New Delhi: The family of Arian, a 12-year-old boy from West Bengal, met union Health Minister Harsh Vardhan seeking subsidy for the treatment of Hunter Syndrome, a rare but fatal genetic disorder, the treatment of which is very expensive and not easily available in India.
The minister has promised all help to the family, but experts say that 180 children in India suffer from this disorder and the government, apart from creating awareness about the disorder, should also give subsidy for its treatment.
"Hunter Syndrome is an X link genetic disorder. These are carried by females (mothers) and as males have both X and Y chromosome, they are affected with it. Females acquiring it will be a very exceptional case," Sisir Paul, head of the department of the Institute of Paediatrics at Max Super Speciality Hospital, told IANS.
Hunter Syndrome occurs when an enzyme the body needs is either missing or doesn't work properly. As the body doesn't have enough of the enzyme to break down certain complex molecules, the molecules build up in harmful amounts in certain cells and tissues.
A child suffering from the disorder suffers from permanent, progressive damage affecting appearance, mental development, organ function and physical abilities.
The syndrome appears in children as young as 18 months. It nearly always occurs in males.
"The disease varies in severity and manifestation. The disease prevalence is 3.5 to 4.5 per hundred thousand births," Paul said.
He said as the disease is rare, diagnosis is not easily done.
The Lysosomal Storage Disorders Support Society (LSDSS), a non-profit organisation working for several lysosomal disorders, said there are about 180 children with Hunter Syndrome registered in India.
"Though it is rare, the medicine for the disorder is only available in the US and Europe and is thus very expensive. The government should do something to provide a little subsidy," LSDSS president Manjit Singh told IANS.
The treatment costs anywhere around Rs.60 lakh to Rs.1.5 crore per year.
"This cost for the treatment increases with the weight and height of the child. As the child becomes 14 to 15 kg, the cost gets doubled," Singh added.
He also said the government should also create awareness about the disorder as many people are still clueless about the problem and its treatment.
According to Krishnan Chugh, head of the Paediatrics and Paedritic Intensive Care Unit at Fortis Memorial Research Institute: "When the child is born, they look very normal.

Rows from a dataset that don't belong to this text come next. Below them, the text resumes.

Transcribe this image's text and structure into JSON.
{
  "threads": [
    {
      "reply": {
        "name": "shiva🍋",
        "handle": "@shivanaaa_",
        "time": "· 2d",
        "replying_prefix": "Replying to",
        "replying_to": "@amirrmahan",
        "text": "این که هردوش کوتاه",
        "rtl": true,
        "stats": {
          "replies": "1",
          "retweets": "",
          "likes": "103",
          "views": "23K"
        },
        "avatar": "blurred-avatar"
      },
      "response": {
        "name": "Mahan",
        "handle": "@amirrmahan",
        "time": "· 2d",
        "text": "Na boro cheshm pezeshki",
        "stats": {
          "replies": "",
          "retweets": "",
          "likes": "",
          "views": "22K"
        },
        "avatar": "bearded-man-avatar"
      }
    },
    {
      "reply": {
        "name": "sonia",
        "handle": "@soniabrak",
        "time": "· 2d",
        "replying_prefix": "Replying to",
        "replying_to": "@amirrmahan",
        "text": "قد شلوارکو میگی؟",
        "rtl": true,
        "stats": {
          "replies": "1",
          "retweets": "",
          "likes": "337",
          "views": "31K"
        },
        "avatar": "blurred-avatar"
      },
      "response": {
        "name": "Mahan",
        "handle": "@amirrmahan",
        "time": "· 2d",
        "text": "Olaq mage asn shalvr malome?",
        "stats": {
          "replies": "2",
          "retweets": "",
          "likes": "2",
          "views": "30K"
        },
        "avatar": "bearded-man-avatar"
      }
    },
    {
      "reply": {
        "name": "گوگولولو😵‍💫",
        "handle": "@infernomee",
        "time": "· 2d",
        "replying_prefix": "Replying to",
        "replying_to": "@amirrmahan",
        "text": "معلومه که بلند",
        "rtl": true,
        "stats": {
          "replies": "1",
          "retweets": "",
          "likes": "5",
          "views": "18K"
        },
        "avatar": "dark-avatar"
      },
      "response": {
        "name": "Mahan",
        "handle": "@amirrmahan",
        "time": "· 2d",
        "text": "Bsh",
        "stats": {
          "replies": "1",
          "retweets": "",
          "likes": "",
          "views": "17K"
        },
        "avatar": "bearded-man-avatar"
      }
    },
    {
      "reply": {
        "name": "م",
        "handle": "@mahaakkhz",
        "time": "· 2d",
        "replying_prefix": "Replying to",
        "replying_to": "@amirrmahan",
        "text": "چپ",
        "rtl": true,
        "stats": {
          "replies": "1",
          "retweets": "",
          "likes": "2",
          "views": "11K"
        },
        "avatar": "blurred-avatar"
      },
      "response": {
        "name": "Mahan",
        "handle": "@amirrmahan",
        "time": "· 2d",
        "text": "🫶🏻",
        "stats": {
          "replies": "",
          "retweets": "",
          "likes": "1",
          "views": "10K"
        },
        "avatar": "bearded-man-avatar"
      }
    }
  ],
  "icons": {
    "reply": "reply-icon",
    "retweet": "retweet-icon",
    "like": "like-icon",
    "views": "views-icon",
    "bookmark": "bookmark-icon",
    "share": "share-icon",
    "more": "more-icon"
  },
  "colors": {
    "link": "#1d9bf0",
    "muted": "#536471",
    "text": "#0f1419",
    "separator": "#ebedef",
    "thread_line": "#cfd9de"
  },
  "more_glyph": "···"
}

It becomes pertinent when the kids turn two to three years old."
"In case the disorder is severe, the child will not be able to live more than 10 years," Chugh told IANS.
"The lack of enzymes damages the bone and brain of the affected child. As their age progresses, their bones become weaker," he added.
Jasjit Singh Bhasin, senior consultant and head of paediatrics at B.L. Kapoor Super Speciality, further said the child affected with Hunter Syndrome also has hazy corneas.
There are normally two kinds of treatment available for the disease -- bone marrow transplant and Enzyme Replacement Therapy.
"There is an enzyme called 'idursulfase' which has been manufactured and it is injected in the person. It is an artificial enzyme that is put in... so it is very experimental," said Paul.
The other treatment, which is bone marrow transplant, is also not easy and involves risks.
"This transplant has a failure percentage of 20 to 30 percent; so when the IQ level of child has gone bad there is no point of taking a risk further," Chugh added.